## What is needed:
What you return must be the data below, word for word, without any images.

## Listed entries:
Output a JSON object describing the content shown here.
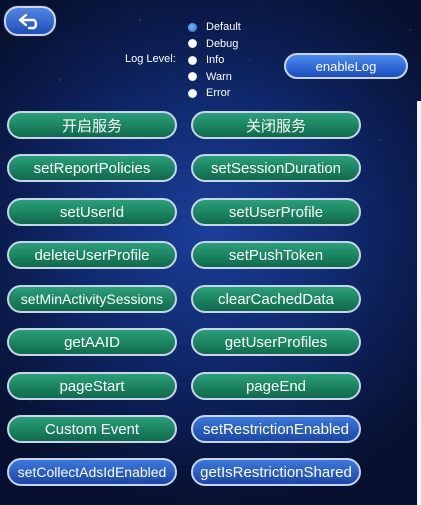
{
  "log_level": {
    "label": "Log Level:",
    "options": [
      "Default",
      "Debug",
      "Info",
      "Warn",
      "Error"
    ],
    "selected": "Default"
  },
  "enable_log_label": "enableLog",
  "buttons": {
    "start_service": "开启服务",
    "stop_service": "关闭服务",
    "set_report_policies": "setReportPolicies",
    "set_session_duration": "setSessionDuration",
    "set_user_id": "setUserId",
    "set_user_profile": "setUserProfile",
    "delete_user_profile": "deleteUserProfile",
    "set_push_token": "setPushToken",
    "set_min_activity_sessions": "setMinActivitySessions",
    "clear_cached_data": "clearCachedData",
    "get_aaid": "getAAID",
    "get_user_profiles": "getUserProfiles",
    "page_start": "pageStart",
    "page_end": "pageEnd",
    "custom_event": "Custom Event",
    "set_restriction_enabled": "setRestrictionEnabled",
    "set_collect_ads_id_enabled": "setCollectAdsIdEnabled",
    "get_is_restriction_shared": "getIsRestrictionShared"
  },
  "colors": {
    "green_button": "#1c8762",
    "blue_button": "#2a5fc6",
    "background": "#102a6f"
  }
}
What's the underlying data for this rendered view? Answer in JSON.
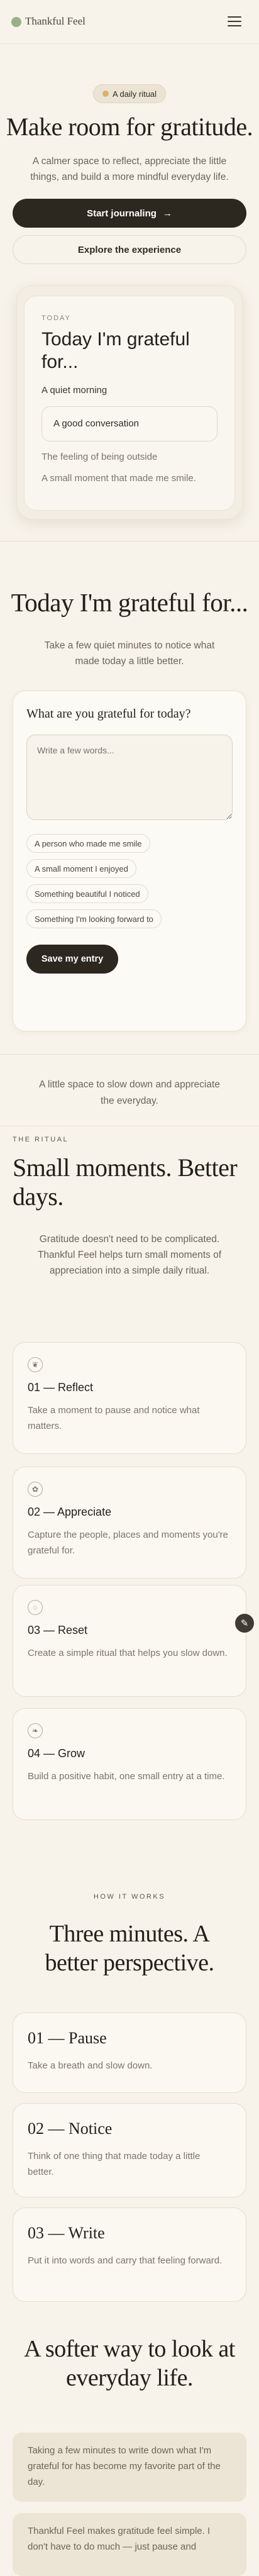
{
  "header": {
    "logo": "Thankful Feel",
    "menu_icon": "hamburger-menu-icon"
  },
  "hero": {
    "badge": "A daily ritual",
    "title": "Make room for gratitude.",
    "subtitle": "A calmer space to reflect, appreciate the little things, and build a more mindful everyday life.",
    "primary_cta": "Start journaling",
    "primary_cta_icon": "→",
    "secondary_cta": "Explore the experience"
  },
  "preview": {
    "eyebrow": "TODAY",
    "title": "Today I'm grateful for...",
    "prompt_1": "A quiet morning",
    "prompt_2": "A good conversation",
    "prompt_3": "The feeling of being outside",
    "prompt_4": "A small moment that made me smile."
  },
  "journal": {
    "title": "Today I'm grateful for...",
    "subtitle": "Take a few quiet minutes to notice what made today a little better.",
    "question": "What are you grateful for today?",
    "placeholder": "Write a few words...",
    "chips": [
      "A person who made me smile",
      "A small moment I enjoyed",
      "Something beautiful I noticed",
      "Something I'm looking forward to"
    ],
    "save_label": "Save my entry"
  },
  "slow_text": "A little space to slow down and appreciate the everyday.",
  "ritual": {
    "eyebrow": "THE RITUAL",
    "title": "Small moments. Better days.",
    "subtitle": "Gratitude doesn't need to be complicated. Thankful Feel helps turn small moments of appreciation into a simple daily ritual.",
    "cards": [
      {
        "icon": "leaf-icon",
        "glyph": "❦",
        "title": "01 — Reflect",
        "desc": "Take a moment to pause and notice what matters."
      },
      {
        "icon": "sprout-icon",
        "glyph": "✿",
        "title": "02 — Appreciate",
        "desc": "Capture the people, places and moments you're grateful for."
      },
      {
        "icon": "circle-icon",
        "glyph": "◌",
        "title": "03 — Reset",
        "desc": "Create a simple ritual that helps you slow down."
      },
      {
        "icon": "leaf-grow-icon",
        "glyph": "❧",
        "title": "04 — Grow",
        "desc": "Build a positive habit, one small entry at a time."
      }
    ],
    "floating_icon": "edit-icon"
  },
  "how": {
    "eyebrow": "HOW IT WORKS",
    "title": "Three minutes. A better perspective.",
    "steps": [
      {
        "title": "01 — Pause",
        "desc": "Take a breath and slow down."
      },
      {
        "title": "02 — Notice",
        "desc": "Think of one thing that made today a little better."
      },
      {
        "title": "03 — Write",
        "desc": "Put it into words and carry that feeling forward."
      }
    ]
  },
  "testimonials": {
    "title": "A softer way to look at everyday life.",
    "quotes": [
      "Taking a few minutes to write down what I'm grateful for has become my favorite part of the day.",
      "Thankful Feel makes gratitude feel simple. I don't have to do much — just pause and"
    ]
  },
  "colors": {
    "accent_dark": "#2c281f",
    "background": "#f7f3ea",
    "logo_green": "#9bb08a",
    "badge_gold": "#d8b26c"
  }
}
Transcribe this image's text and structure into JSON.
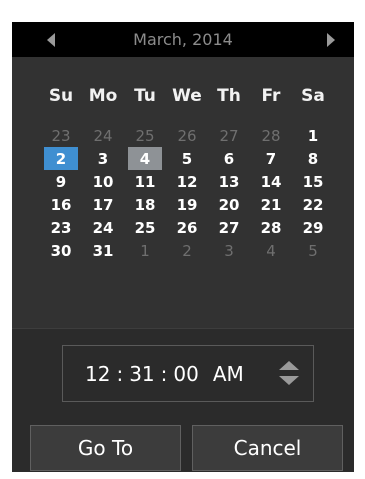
{
  "header": {
    "title": "March, 2014",
    "prev_icon": "triangle-left",
    "next_icon": "triangle-right"
  },
  "weekdays": [
    "Su",
    "Mo",
    "Tu",
    "We",
    "Th",
    "Fr",
    "Sa"
  ],
  "days": [
    {
      "label": "23",
      "state": "other"
    },
    {
      "label": "24",
      "state": "other"
    },
    {
      "label": "25",
      "state": "other"
    },
    {
      "label": "26",
      "state": "other"
    },
    {
      "label": "27",
      "state": "other"
    },
    {
      "label": "28",
      "state": "other"
    },
    {
      "label": "1",
      "state": "current"
    },
    {
      "label": "2",
      "state": "selected"
    },
    {
      "label": "3",
      "state": "current"
    },
    {
      "label": "4",
      "state": "today"
    },
    {
      "label": "5",
      "state": "current"
    },
    {
      "label": "6",
      "state": "current"
    },
    {
      "label": "7",
      "state": "current"
    },
    {
      "label": "8",
      "state": "current"
    },
    {
      "label": "9",
      "state": "current"
    },
    {
      "label": "10",
      "state": "current"
    },
    {
      "label": "11",
      "state": "current"
    },
    {
      "label": "12",
      "state": "current"
    },
    {
      "label": "13",
      "state": "current"
    },
    {
      "label": "14",
      "state": "current"
    },
    {
      "label": "15",
      "state": "current"
    },
    {
      "label": "16",
      "state": "current"
    },
    {
      "label": "17",
      "state": "current"
    },
    {
      "label": "18",
      "state": "current"
    },
    {
      "label": "19",
      "state": "current"
    },
    {
      "label": "20",
      "state": "current"
    },
    {
      "label": "21",
      "state": "current"
    },
    {
      "label": "22",
      "state": "current"
    },
    {
      "label": "23",
      "state": "current"
    },
    {
      "label": "24",
      "state": "current"
    },
    {
      "label": "25",
      "state": "current"
    },
    {
      "label": "26",
      "state": "current"
    },
    {
      "label": "27",
      "state": "current"
    },
    {
      "label": "28",
      "state": "current"
    },
    {
      "label": "29",
      "state": "current"
    },
    {
      "label": "30",
      "state": "current"
    },
    {
      "label": "31",
      "state": "current"
    },
    {
      "label": "1",
      "state": "other"
    },
    {
      "label": "2",
      "state": "other"
    },
    {
      "label": "3",
      "state": "other"
    },
    {
      "label": "4",
      "state": "other"
    },
    {
      "label": "5",
      "state": "other"
    }
  ],
  "time": {
    "hours": "12",
    "minutes": "31",
    "seconds": "00",
    "separator": ":",
    "ampm": "AM",
    "spinner_icon": "up-down-arrows"
  },
  "buttons": {
    "goto_label": "Go To",
    "cancel_label": "Cancel"
  },
  "colors": {
    "selected": "#3f8fd1",
    "today": "#8e9296",
    "background": "#323232",
    "header": "#000000"
  }
}
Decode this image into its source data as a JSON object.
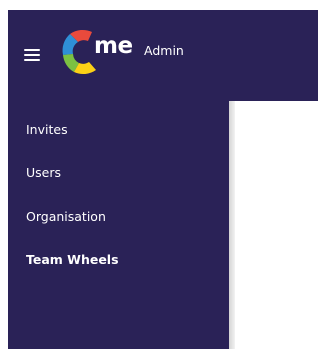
{
  "header": {
    "brand_name": "me",
    "brand_suffix": "Admin",
    "menu_icon": "hamburger-menu-icon",
    "logo_icon": "multicolor-c-logo",
    "background_color": "#2a2257"
  },
  "sidebar": {
    "background_color": "#2a2257",
    "active_item": "Team Wheels",
    "items": [
      {
        "label": "Invites"
      },
      {
        "label": "Users"
      },
      {
        "label": "Organisation"
      },
      {
        "label": "Team Wheels"
      }
    ]
  },
  "colors": {
    "logo_red": "#e94a3c",
    "logo_blue": "#2f8fd6",
    "logo_green": "#7cc142",
    "logo_yellow": "#fcd116",
    "text": "#ffffff"
  }
}
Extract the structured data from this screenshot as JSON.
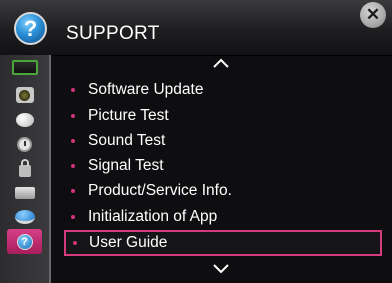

## Answer:
Output a JSON object describing the content shown here.
{
  "log_level": {
    "label": "Log Level:",
    "options": [
      "Default",
      "Debug",
      "Info",
      "Warn",
      "Error"
    ],
    "selected": "Default"
  },
  "enable_log_label": "enableLog",
  "buttons": {
    "start_service": "开启服务",
    "stop_service": "关闭服务",
    "set_report_policies": "setReportPolicies",
    "set_session_duration": "setSessionDuration",
    "set_user_id": "setUserId",
    "set_user_profile": "setUserProfile",
    "delete_user_profile": "deleteUserProfile",
    "set_push_token": "setPushToken",
    "set_min_activity_sessions": "setMinActivitySessions",
    "clear_cached_data": "clearCachedData",
    "get_aaid": "getAAID",
    "get_user_profiles": "getUserProfiles",
    "page_start": "pageStart",
    "page_end": "pageEnd",
    "custom_event": "Custom Event",
    "set_restriction_enabled": "setRestrictionEnabled",
    "set_collect_ads_id_enabled": "setCollectAdsIdEnabled",
    "get_is_restriction_shared": "getIsRestrictionShared"
  },
  "colors": {
    "green_button": "#1c8762",
    "blue_button": "#2a5fc6",
    "background": "#102a6f"
  }
}
What's the underlying data for this rendered view? Answer in JSON.
{
  "header": {
    "logo": "Thankful Feel",
    "menu_icon": "hamburger-menu-icon"
  },
  "hero": {
    "badge": "A daily ritual",
    "title": "Make room for gratitude.",
    "subtitle": "A calmer space to reflect, appreciate the little things, and build a more mindful everyday life.",
    "primary_cta": "Start journaling",
    "primary_cta_icon": "→",
    "secondary_cta": "Explore the experience"
  },
  "preview": {
    "eyebrow": "TODAY",
    "title": "Today I'm grateful for...",
    "prompt_1": "A quiet morning",
    "prompt_2": "A good conversation",
    "prompt_3": "The feeling of being outside",
    "prompt_4": "A small moment that made me smile."
  },
  "journal": {
    "title": "Today I'm grateful for...",
    "subtitle": "Take a few quiet minutes to notice what made today a little better.",
    "question": "What are you grateful for today?",
    "placeholder": "Write a few words...",
    "chips": [
      "A person who made me smile",
      "A small moment I enjoyed",
      "Something beautiful I noticed",
      "Something I'm looking forward to"
    ],
    "save_label": "Save my entry"
  },
  "slow_text": "A little space to slow down and appreciate the everyday.",
  "ritual": {
    "eyebrow": "THE RITUAL",
    "title": "Small moments. Better days.",
    "subtitle": "Gratitude doesn't need to be complicated. Thankful Feel helps turn small moments of appreciation into a simple daily ritual.",
    "cards": [
      {
        "icon": "leaf-icon",
        "glyph": "❦",
        "title": "01 — Reflect",
        "desc": "Take a moment to pause and notice what matters."
      },
      {
        "icon": "sprout-icon",
        "glyph": "✿",
        "title": "02 — Appreciate",
        "desc": "Capture the people, places and moments you're grateful for."
      },
      {
        "icon": "circle-icon",
        "glyph": "◌",
        "title": "03 — Reset",
        "desc": "Create a simple ritual that helps you slow down."
      },
      {
        "icon": "leaf-grow-icon",
        "glyph": "❧",
        "title": "04 — Grow",
        "desc": "Build a positive habit, one small entry at a time."
      }
    ],
    "floating_icon": "edit-icon"
  },
  "how": {
    "eyebrow": "HOW IT WORKS",
    "title": "Three minutes. A better perspective.",
    "steps": [
      {
        "title": "01 — Pause",
        "desc": "Take a breath and slow down."
      },
      {
        "title": "02 — Notice",
        "desc": "Think of one thing that made today a little better."
      },
      {
        "title": "03 — Write",
        "desc": "Put it into words and carry that feeling forward."
      }
    ]
  },
  "testimonials": {
    "title": "A softer way to look at everyday life.",
    "quotes": [
      "Taking a few minutes to write down what I'm grateful for has become my favorite part of the day.",
      "Thankful Feel makes gratitude feel simple. I don't have to do much — just pause and"
    ]
  },
  "colors": {
    "accent_dark": "#2c281f",
    "background": "#f7f3ea",
    "logo_green": "#9bb08a",
    "badge_gold": "#d8b26c"
  }
}
Transcribe this image's text and structure into JSON.
{
  "header": {
    "title": "March, 2014",
    "prev_icon": "triangle-left",
    "next_icon": "triangle-right"
  },
  "weekdays": [
    "Su",
    "Mo",
    "Tu",
    "We",
    "Th",
    "Fr",
    "Sa"
  ],
  "days": [
    {
      "label": "23",
      "state": "other"
    },
    {
      "label": "24",
      "state": "other"
    },
    {
      "label": "25",
      "state": "other"
    },
    {
      "label": "26",
      "state": "other"
    },
    {
      "label": "27",
      "state": "other"
    },
    {
      "label": "28",
      "state": "other"
    },
    {
      "label": "1",
      "state": "current"
    },
    {
      "label": "2",
      "state": "selected"
    },
    {
      "label": "3",
      "state": "current"
    },
    {
      "label": "4",
      "state": "today"
    },
    {
      "label": "5",
      "state": "current"
    },
    {
      "label": "6",
      "state": "current"
    },
    {
      "label": "7",
      "state": "current"
    },
    {
      "label": "8",
      "state": "current"
    },
    {
      "label": "9",
      "state": "current"
    },
    {
      "label": "10",
      "state": "current"
    },
    {
      "label": "11",
      "state": "current"
    },
    {
      "label": "12",
      "state": "current"
    },
    {
      "label": "13",
      "state": "current"
    },
    {
      "label": "14",
      "state": "current"
    },
    {
      "label": "15",
      "state": "current"
    },
    {
      "label": "16",
      "state": "current"
    },
    {
      "label": "17",
      "state": "current"
    },
    {
      "label": "18",
      "state": "current"
    },
    {
      "label": "19",
      "state": "current"
    },
    {
      "label": "20",
      "state": "current"
    },
    {
      "label": "21",
      "state": "current"
    },
    {
      "label": "22",
      "state": "current"
    },
    {
      "label": "23",
      "state": "current"
    },
    {
      "label": "24",
      "state": "current"
    },
    {
      "label": "25",
      "state": "current"
    },
    {
      "label": "26",
      "state": "current"
    },
    {
      "label": "27",
      "state": "current"
    },
    {
      "label": "28",
      "state": "current"
    },
    {
      "label": "29",
      "state": "current"
    },
    {
      "label": "30",
      "state": "current"
    },
    {
      "label": "31",
      "state": "current"
    },
    {
      "label": "1",
      "state": "other"
    },
    {
      "label": "2",
      "state": "other"
    },
    {
      "label": "3",
      "state": "other"
    },
    {
      "label": "4",
      "state": "other"
    },
    {
      "label": "5",
      "state": "other"
    }
  ],
  "time": {
    "hours": "12",
    "minutes": "31",
    "seconds": "00",
    "separator": ":",
    "ampm": "AM",
    "spinner_icon": "up-down-arrows"
  },
  "buttons": {
    "goto_label": "Go To",
    "cancel_label": "Cancel"
  },
  "colors": {
    "selected": "#3f8fd1",
    "today": "#8e9296",
    "background": "#323232",
    "header": "#000000"
  }
}
Decode this image into its source data as a JSON object.
{
  "header": {
    "brand_name": "me",
    "brand_suffix": "Admin",
    "menu_icon": "hamburger-menu-icon",
    "logo_icon": "multicolor-c-logo",
    "background_color": "#2a2257"
  },
  "sidebar": {
    "background_color": "#2a2257",
    "active_item": "Team Wheels",
    "items": [
      {
        "label": "Invites"
      },
      {
        "label": "Users"
      },
      {
        "label": "Organisation"
      },
      {
        "label": "Team Wheels"
      }
    ]
  },
  "colors": {
    "logo_red": "#e94a3c",
    "logo_blue": "#2f8fd6",
    "logo_green": "#7cc142",
    "logo_yellow": "#fcd116",
    "text": "#ffffff"
  }
}
Extract the structured data from this screenshot as JSON.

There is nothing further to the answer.